The extent to which the character’s voice is employed outside of dialogue is also related to narrative distance. You may wish to use a close narrative voice for third person limited in which most of the scene uses the patterns of language that would be typical for the character, or you may decide to use a more distant narrative voice in which the language is closer to your authorial voice.
One potential pitfall to watch out for is ensuring that the voice you have chosen for your character is a plausible one and is not too close to the author’s own voice. Some poetic licence may be permitted, but ultimately, if you are narrating from the voice of a ten-year-old boy with vocabulary and observations that would be more in line with an adult’s voice, it is going to jar at least some readers.
How to develop the voices of your characters
Sometimes writers will talk about characters who “take over” a book and either make it much easier for the author to write or steer the story in an unexpected direction. What writers usually mean when they say this is that one or more characters had a strong voice.
In order to understand your character’s voice and develop it, you need to know your character. Your understanding of your character along with your character’s voice may develop as you are writing, or it may be something that you figure out ahead of time.
If your characters’ voices are not emerging naturally as you write or you are struggling during the planning phases, there are a number of things you can do to draw those voices out.
- Try some exercises with the character outside of the novel itself. For example, have your character write a letter, a journal entry or a series of social media posts.
- You might give your character a particular quirk of speech or a catchphrase. As discussed above, this sort of approach needs to be done in moderation. A little goes a long way on the printed page.
- Think about your character’s background including where your character is from, what kind of an education your character has, and your character’s age and gender. These things all affect how we express ourselves. Sometimes, they may also be used to good effect when they contrast with our expectations. For example, if a person in their 50s uses a lot of youthful slang, what does that tell us? Characters may also contrast with one another. A character with a plain-speaking, down-to-earth voice might talk to a character whose use of unnecessary foreign phrases or unfamiliar words indicates a pretentious voice.

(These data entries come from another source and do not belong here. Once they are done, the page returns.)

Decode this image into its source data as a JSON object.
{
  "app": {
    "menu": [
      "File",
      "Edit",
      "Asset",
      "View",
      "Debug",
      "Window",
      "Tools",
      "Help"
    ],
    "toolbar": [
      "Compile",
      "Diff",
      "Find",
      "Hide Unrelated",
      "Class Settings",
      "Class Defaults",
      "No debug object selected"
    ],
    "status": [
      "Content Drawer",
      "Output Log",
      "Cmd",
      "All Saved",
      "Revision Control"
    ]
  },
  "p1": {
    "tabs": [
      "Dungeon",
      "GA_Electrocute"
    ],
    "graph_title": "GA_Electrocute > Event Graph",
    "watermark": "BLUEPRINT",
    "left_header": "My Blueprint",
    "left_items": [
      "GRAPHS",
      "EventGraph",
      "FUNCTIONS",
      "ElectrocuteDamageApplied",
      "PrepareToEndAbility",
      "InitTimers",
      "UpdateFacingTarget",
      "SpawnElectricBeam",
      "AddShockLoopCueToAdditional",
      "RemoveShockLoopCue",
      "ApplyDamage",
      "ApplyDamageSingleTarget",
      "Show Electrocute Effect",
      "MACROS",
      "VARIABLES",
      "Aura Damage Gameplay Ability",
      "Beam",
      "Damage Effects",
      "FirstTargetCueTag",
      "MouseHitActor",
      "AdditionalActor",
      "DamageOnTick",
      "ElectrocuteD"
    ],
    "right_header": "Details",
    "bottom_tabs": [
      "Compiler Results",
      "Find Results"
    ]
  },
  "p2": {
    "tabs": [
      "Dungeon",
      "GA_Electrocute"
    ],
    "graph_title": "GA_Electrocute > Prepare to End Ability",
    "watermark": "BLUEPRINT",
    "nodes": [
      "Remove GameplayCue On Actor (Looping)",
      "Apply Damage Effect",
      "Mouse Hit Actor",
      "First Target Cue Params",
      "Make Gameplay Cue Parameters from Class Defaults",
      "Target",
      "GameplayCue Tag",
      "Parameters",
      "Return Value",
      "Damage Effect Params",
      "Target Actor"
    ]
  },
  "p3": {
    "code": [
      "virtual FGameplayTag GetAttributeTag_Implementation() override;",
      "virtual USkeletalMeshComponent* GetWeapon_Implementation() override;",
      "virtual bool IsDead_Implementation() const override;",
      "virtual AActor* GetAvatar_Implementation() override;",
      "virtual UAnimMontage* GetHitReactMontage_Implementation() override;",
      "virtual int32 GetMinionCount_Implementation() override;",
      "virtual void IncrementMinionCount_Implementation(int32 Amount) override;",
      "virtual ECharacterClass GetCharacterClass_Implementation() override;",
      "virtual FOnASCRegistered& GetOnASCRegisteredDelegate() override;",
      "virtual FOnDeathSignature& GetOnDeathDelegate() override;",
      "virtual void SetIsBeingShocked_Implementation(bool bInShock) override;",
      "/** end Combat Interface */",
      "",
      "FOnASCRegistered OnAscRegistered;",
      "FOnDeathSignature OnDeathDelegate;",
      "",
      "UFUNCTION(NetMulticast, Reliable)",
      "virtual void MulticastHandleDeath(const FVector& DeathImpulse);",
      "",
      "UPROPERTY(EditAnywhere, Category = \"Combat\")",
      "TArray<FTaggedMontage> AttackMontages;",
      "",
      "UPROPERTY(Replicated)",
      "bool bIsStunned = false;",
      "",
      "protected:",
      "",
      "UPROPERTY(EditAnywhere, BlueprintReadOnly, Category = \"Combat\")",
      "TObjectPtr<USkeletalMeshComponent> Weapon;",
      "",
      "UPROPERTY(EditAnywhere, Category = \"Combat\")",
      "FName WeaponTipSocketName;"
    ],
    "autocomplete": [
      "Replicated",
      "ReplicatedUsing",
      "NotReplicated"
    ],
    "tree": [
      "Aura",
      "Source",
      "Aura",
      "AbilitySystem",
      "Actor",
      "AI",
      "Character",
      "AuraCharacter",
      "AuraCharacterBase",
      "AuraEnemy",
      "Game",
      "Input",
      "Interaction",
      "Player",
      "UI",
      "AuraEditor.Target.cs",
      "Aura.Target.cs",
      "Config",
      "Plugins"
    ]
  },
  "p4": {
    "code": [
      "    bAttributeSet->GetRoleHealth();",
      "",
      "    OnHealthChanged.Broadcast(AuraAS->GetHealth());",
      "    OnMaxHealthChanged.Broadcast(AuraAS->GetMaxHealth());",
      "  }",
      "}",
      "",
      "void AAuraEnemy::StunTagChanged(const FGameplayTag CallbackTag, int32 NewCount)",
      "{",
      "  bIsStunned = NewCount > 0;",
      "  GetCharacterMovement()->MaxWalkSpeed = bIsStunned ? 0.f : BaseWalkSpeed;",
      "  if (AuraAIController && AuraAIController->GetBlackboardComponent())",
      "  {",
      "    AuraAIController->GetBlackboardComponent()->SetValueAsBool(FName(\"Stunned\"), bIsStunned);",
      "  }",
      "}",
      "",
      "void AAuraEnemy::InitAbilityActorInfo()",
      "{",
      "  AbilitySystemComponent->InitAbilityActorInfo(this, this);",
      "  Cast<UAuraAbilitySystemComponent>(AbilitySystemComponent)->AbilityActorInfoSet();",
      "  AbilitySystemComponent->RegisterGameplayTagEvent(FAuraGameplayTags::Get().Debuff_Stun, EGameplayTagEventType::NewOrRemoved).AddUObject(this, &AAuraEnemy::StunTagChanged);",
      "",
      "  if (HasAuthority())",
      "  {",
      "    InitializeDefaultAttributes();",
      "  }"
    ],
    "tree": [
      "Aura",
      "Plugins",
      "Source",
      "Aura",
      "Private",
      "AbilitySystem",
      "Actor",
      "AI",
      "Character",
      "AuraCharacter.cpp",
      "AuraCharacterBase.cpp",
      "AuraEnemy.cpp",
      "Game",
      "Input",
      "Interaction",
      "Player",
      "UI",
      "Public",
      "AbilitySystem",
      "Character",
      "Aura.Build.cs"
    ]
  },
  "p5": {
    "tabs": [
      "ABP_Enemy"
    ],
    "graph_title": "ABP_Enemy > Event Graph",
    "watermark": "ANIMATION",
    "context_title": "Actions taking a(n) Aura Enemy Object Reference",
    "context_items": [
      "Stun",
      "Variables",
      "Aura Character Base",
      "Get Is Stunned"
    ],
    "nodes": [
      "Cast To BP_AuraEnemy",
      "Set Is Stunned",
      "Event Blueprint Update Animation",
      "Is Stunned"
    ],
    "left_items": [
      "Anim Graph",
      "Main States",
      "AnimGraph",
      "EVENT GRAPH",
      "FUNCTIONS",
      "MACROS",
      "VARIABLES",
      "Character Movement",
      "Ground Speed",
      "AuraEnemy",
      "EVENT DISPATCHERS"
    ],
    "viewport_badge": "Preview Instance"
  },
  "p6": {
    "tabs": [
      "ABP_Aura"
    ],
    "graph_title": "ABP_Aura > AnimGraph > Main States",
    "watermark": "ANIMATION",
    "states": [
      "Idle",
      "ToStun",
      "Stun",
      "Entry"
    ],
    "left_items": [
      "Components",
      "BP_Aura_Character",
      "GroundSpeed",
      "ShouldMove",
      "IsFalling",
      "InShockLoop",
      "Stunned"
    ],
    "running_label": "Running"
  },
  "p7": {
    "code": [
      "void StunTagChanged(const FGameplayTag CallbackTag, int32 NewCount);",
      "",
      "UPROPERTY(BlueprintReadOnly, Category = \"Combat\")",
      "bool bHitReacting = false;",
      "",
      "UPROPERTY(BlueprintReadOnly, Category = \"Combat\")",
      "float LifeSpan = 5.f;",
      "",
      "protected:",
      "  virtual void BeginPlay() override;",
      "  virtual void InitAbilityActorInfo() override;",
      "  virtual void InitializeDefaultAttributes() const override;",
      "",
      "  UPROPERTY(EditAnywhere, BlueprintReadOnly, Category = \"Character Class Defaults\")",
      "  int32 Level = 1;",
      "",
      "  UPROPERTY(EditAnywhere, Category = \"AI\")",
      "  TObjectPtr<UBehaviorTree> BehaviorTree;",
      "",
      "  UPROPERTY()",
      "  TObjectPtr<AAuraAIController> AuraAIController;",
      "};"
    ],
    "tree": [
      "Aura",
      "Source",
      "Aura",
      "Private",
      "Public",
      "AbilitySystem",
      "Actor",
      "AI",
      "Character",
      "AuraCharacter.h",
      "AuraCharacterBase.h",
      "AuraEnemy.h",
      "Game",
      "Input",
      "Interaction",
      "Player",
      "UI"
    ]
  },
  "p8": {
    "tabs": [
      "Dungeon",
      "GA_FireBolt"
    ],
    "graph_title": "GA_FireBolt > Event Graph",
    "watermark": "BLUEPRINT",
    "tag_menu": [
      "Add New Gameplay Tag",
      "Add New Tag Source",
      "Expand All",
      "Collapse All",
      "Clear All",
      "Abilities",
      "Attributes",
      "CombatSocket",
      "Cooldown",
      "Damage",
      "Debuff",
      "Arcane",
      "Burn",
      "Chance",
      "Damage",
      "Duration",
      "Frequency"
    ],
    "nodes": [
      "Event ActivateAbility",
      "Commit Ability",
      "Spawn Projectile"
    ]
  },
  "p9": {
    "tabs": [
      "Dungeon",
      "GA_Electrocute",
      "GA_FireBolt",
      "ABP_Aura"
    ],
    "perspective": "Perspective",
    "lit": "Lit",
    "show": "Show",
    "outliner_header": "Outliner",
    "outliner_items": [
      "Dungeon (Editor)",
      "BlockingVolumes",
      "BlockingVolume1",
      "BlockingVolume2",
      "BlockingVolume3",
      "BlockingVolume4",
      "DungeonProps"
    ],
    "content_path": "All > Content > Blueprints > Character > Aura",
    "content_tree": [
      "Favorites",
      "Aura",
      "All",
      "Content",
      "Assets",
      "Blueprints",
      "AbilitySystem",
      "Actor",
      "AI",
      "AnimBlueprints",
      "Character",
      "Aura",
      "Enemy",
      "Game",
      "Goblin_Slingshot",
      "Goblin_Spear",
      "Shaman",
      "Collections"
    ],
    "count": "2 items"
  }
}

- If you are still struggling, you might find it helpful to try actually speaking out loud like your character. Think about the character’s mannerisms and work on getting into the mindset of the character in the way you might if you were an actor. This may help you relax into the voice of your character on the printed page.
Character voice in fiction is intimately related to point-of-view and to character development. It is important to get the character voice right; if the characters’ voices are underdeveloped, the reader may fail to engage with the characters. If the characters’ voices are wrong for the characters, it will be more difficult for the reader to suspend disbelief and the book will seem less plausible. Understanding the character’s worldview and writing strong dialogue are key to effectively conveying that voice to readers. Writers must also keep in mind that when they are in a character’s head in first person or third-person limited, they are also in that character’s voice.
Who are some fictional characters with strong voices, and what strikes you as most distinctive about their voices?